The Year of the Fish | The 2003 baseball season concludes with a bang—and 2004 is just around the corner. (Oct. 27, 2003)
I Shop, Therefore I Am | Critics of "consumer culture" are all wet, Virginia Postrel says. The riot of choices available to us resonates with our deepest aesthetic instincts (Oct. 20, 2003)
Back to the Future | A sprawling new novel by the author of Snowcrash and Cryptonomicon goes to the 17th century to investigate the birth of the modern world. (You won't be surprised to learn that the Puritans are among the Bad Guys.) (Oct. 13, 2003)
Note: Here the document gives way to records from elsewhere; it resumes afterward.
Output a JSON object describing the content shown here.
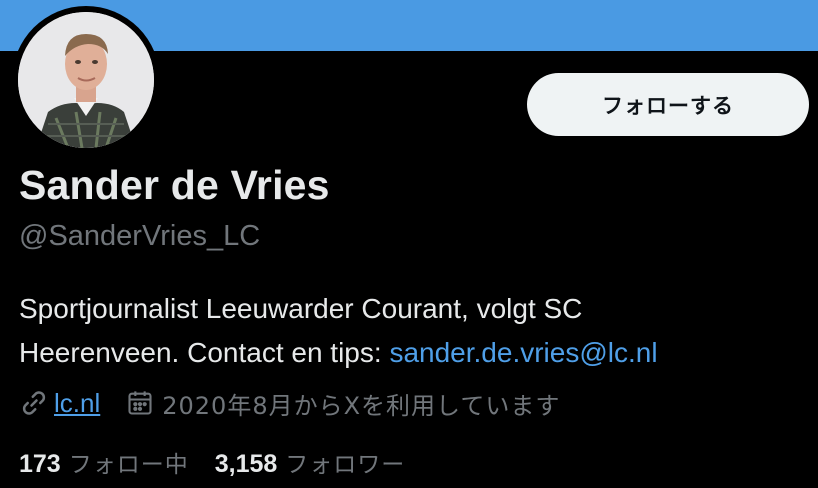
{
  "colors": {
    "banner": "#4a9ae3",
    "background": "#000000",
    "accent_link": "#4f9fe8",
    "secondary_text": "#71767b",
    "button_bg": "#eff3f4"
  },
  "profile": {
    "display_name": "Sander de Vries",
    "handle": "@SanderVries_LC",
    "follow_label": "フォローする",
    "bio_line1": "Sportjournalist Leeuwarder Courant, volgt SC",
    "bio_line2_prefix": "Heerenveen. Contact en tips: ",
    "bio_email": "sander.de.vries@lc.nl",
    "website": "lc.nl",
    "joined": "2020年8月からXを利用しています",
    "icons": {
      "website": "link-icon",
      "joined": "calendar-icon"
    }
  },
  "stats": {
    "following_count": "173",
    "following_label": "フォロー中",
    "followers_count": "3,158",
    "followers_label": "フォロワー"
  }
}
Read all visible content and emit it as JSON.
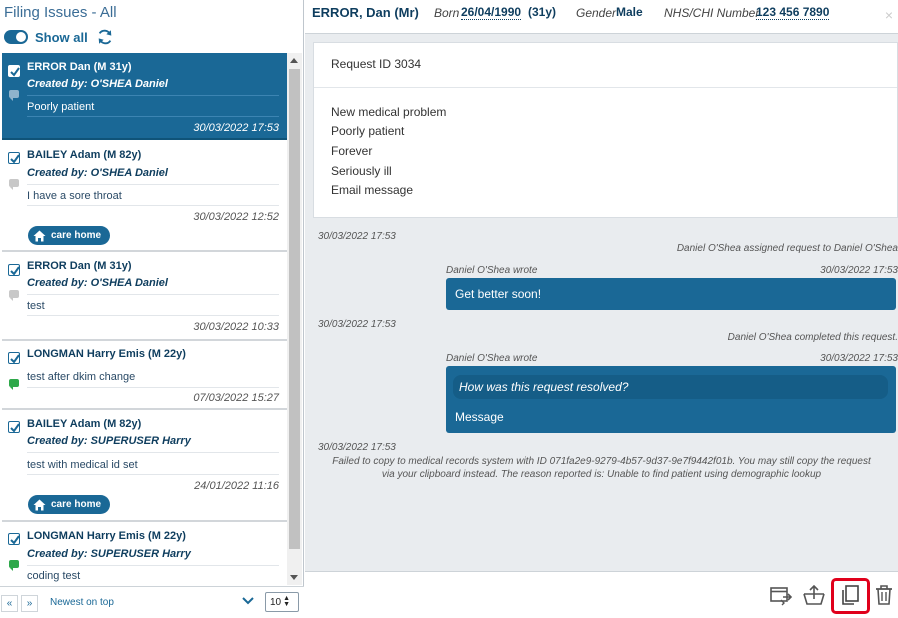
{
  "left_panel": {
    "title": "Filing Issues - All",
    "show_all_label": "Show all",
    "items": [
      {
        "name": "ERROR Dan (M 31y)",
        "created_by": "Created by: O'SHEA Daniel",
        "text": "Poorly patient",
        "date": "30/03/2022 17:53",
        "tag": "",
        "bubble": "grey",
        "selected": true
      },
      {
        "name": "BAILEY Adam (M 82y)",
        "created_by": "Created by: O'SHEA Daniel",
        "text": "I have a sore throat",
        "date": "30/03/2022 12:52",
        "tag": "care home",
        "bubble": "grey",
        "selected": false
      },
      {
        "name": "ERROR Dan (M 31y)",
        "created_by": "Created by: O'SHEA Daniel",
        "text": "test",
        "date": "30/03/2022 10:33",
        "tag": "",
        "bubble": "grey",
        "selected": false
      },
      {
        "name": "LONGMAN Harry Emis (M 22y)",
        "created_by": "",
        "text": "test after dkim change",
        "date": "07/03/2022 15:27",
        "tag": "",
        "bubble": "green",
        "selected": false
      },
      {
        "name": "BAILEY Adam (M 82y)",
        "created_by": "Created by: SUPERUSER Harry",
        "text": "test with medical id set",
        "date": "24/01/2022 11:16",
        "tag": "care home",
        "bubble": "none",
        "selected": false
      },
      {
        "name": "LONGMAN Harry Emis (M 22y)",
        "created_by": "Created by: SUPERUSER Harry",
        "text": "coding test",
        "date": "",
        "tag": "",
        "bubble": "green",
        "selected": false
      }
    ],
    "footer": {
      "prev": "«",
      "next": "»",
      "sort": "Newest on top",
      "page_size": "10"
    }
  },
  "header": {
    "name": "ERROR, Dan (Mr)",
    "born_label": "Born",
    "born_value": "26/04/1990",
    "age": "(31y)",
    "gender_label": "Gender",
    "gender_value": "Male",
    "nhs_label": "NHS/CHI Number",
    "nhs_value": "123 456 7890",
    "close": "×"
  },
  "request": {
    "title": "Request ID 3034",
    "lines": [
      "New medical problem",
      "Poorly patient",
      "Forever",
      "Seriously ill",
      "Email message"
    ]
  },
  "timeline": {
    "ts1": "30/03/2022 17:53",
    "event1": "Daniel O'Shea assigned request to Daniel O'Shea",
    "wrote1": "Daniel O'Shea wrote",
    "wrote1_date": "30/03/2022 17:53",
    "msg1": "Get better soon!",
    "ts2": "30/03/2022 17:53",
    "event2": "Daniel O'Shea completed this request.",
    "wrote2": "Daniel O'Shea wrote",
    "wrote2_date": "30/03/2022 17:53",
    "msg2_question": "How was this request resolved?",
    "msg2_text": "Message",
    "ts3": "30/03/2022 17:53",
    "fail_line1": "Failed to copy to medical records system with ID 071fa2e9-9279-4b57-9d37-9e7f9442f01b. You may still copy the request",
    "fail_line2": "via your clipboard instead. The reason reported is: Unable to find patient using demographic lookup"
  },
  "colors": {
    "accent": "#1a6896",
    "highlight": "#e0001b",
    "green": "#2ea84a"
  }
}
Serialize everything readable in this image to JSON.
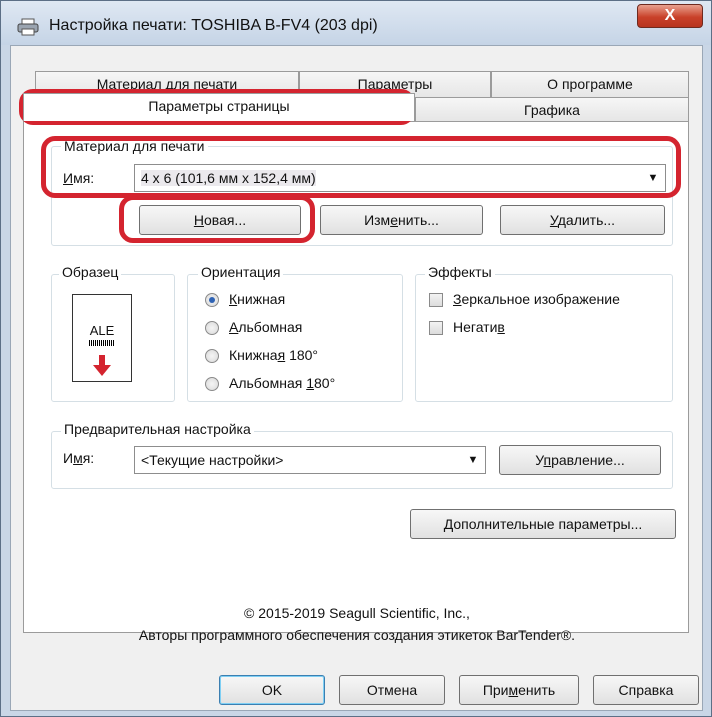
{
  "window": {
    "title": "Настройка печати: TOSHIBA B-FV4 (203 dpi)",
    "close_label": "X"
  },
  "tabs": {
    "row_back": [
      "Материал для печати",
      "Параметры",
      "О программе"
    ],
    "row_front": [
      "Параметры страницы",
      "Графика"
    ],
    "active": "Параметры страницы"
  },
  "media": {
    "group_label": "Материал для печати",
    "name_label": "Имя:",
    "name_value": "4 x 6 (101,6 мм x 152,4 мм)",
    "buttons": {
      "new": "Новая...",
      "edit": "Изменить...",
      "delete": "Удалить..."
    }
  },
  "sample": {
    "group_label": "Образец",
    "preview_text": "ALE"
  },
  "orientation": {
    "group_label": "Ориентация",
    "options": [
      "Книжная",
      "Альбомная",
      "Книжная 180°",
      "Альбомная 180°"
    ],
    "selected_index": 0
  },
  "effects": {
    "group_label": "Эффекты",
    "options": [
      {
        "label": "Зеркальное изображение",
        "checked": false
      },
      {
        "label": "Негатив",
        "checked": false
      }
    ]
  },
  "preset": {
    "group_label": "Предварительная настройка",
    "name_label": "Имя:",
    "name_value": "<Текущие настройки>",
    "manage_button": "Управление..."
  },
  "advanced_button": "Дополнительные параметры...",
  "copyright": {
    "line1": "© 2015-2019 Seagull Scientific, Inc.,",
    "line2": "Авторы программного обеспечения создания этикеток BarTender®."
  },
  "footer_buttons": {
    "ok": "OK",
    "cancel": "Отмена",
    "apply": "Применить",
    "help": "Справка"
  },
  "colors": {
    "highlight_red": "#d4242f",
    "radio_selected": "#2f63b4",
    "sample_arrow": "#d4242f"
  }
}
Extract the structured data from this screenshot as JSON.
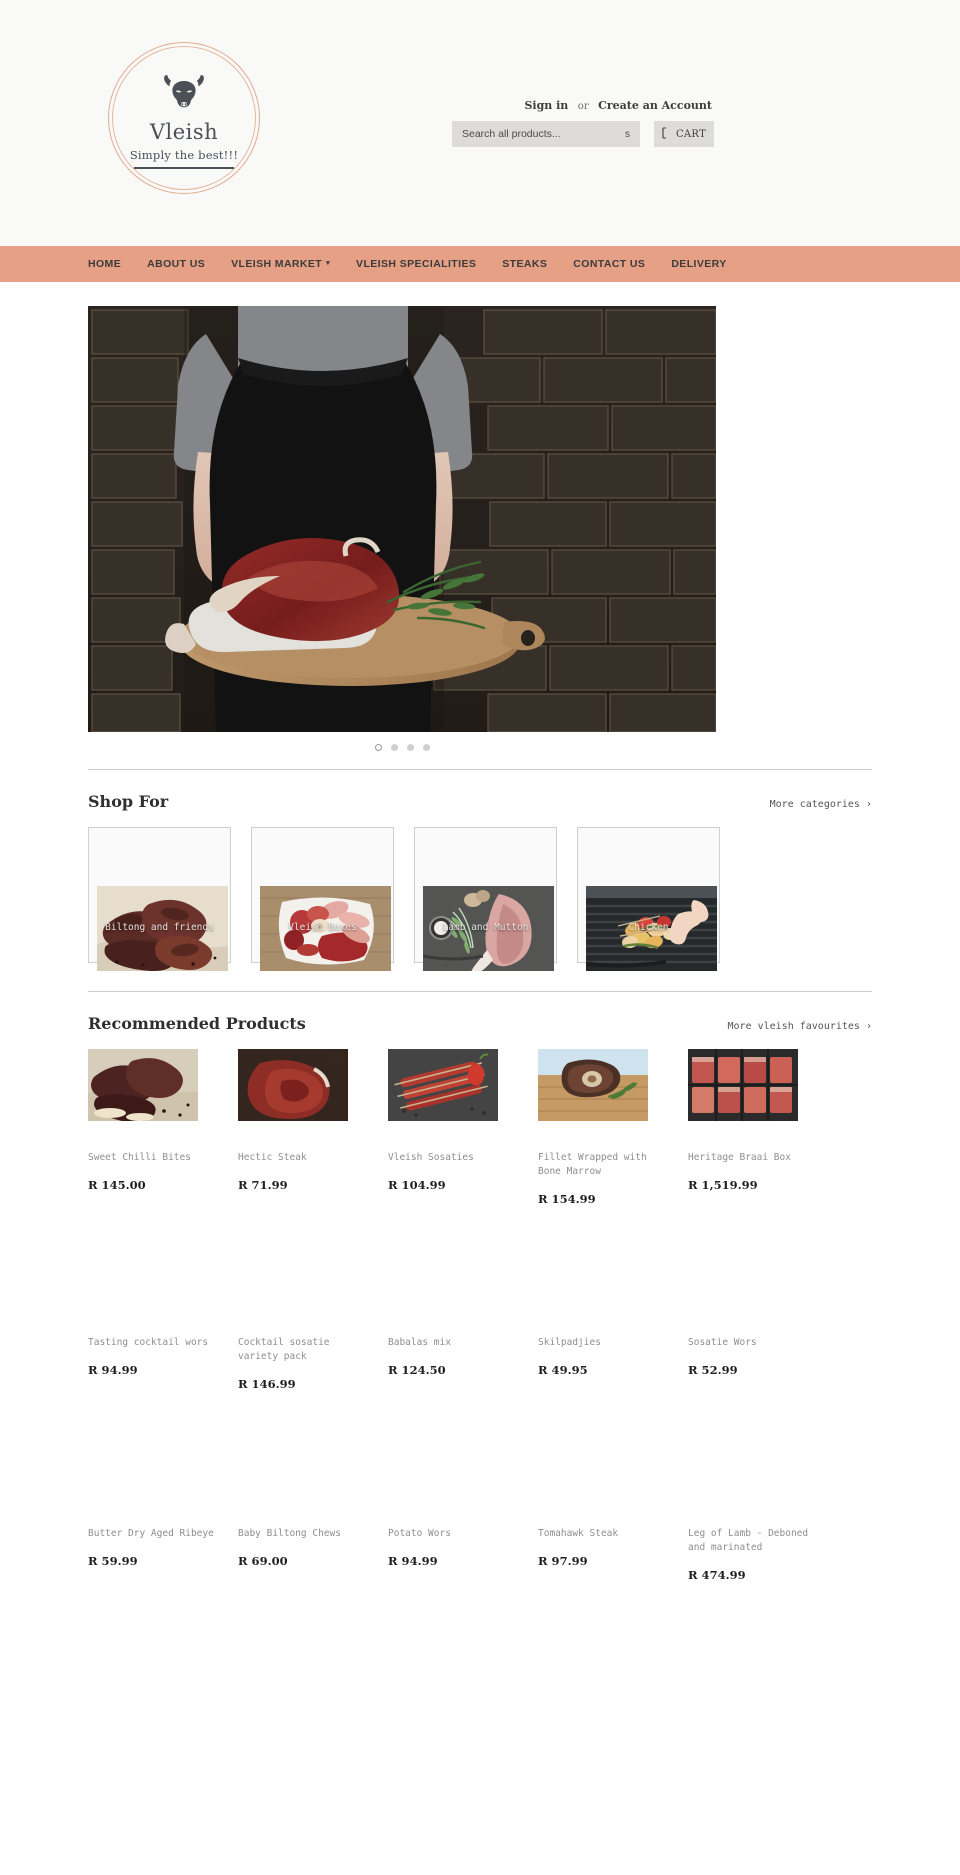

Poetry, Prayer, and Parable | The playful provocations of Scott Cairns (Oct. 06, 2003)
Terrorists on Trial | How the nation responded to an earlier attack. (Sept. 29, 2003)
The Contemplative Christian | Eugene Peterson calls believers to a life lived with "wholeness, honesty, without contrivance"-against the grain of much that's currently driving the church in America. (Sept. 29, 2003)
Recalling California | Want to understand what's going on in the Golden State? Toss your newsmagazines and pick up Joan Didion's new book (Sept. 22, 2003)
The Ph.D. Octopus, 100 Years On | How Christians can make a difference in the upside-down world of graduate school (Sept. 15, 2003)
The Difference Between Conservatives and Prolifers | William Saletan unspins, and respins, the abortion debate (Sept. 8, 2003)
A New View of Worldview | Some critics want to retire the concept. Not so fast, says David Naugle (Aug. 18, 2003)
'A Golden Age' of Religious Tolerance? | The Ornament of the World analyzes how the intellectual elites of medieval Spain eschewed fundamentalism and showed surprising sensitivity in reconciling competing truths. (Aug. 11, 2003)
Subscribe to Christianity Today and get access to this article plus 65+ years of archives.
- Home delivery of CT magazine
- Complete access to articles on ChristianityToday.com
- Over 120 years of magazine archives plus full access to all of CT’s online archives
- Learn more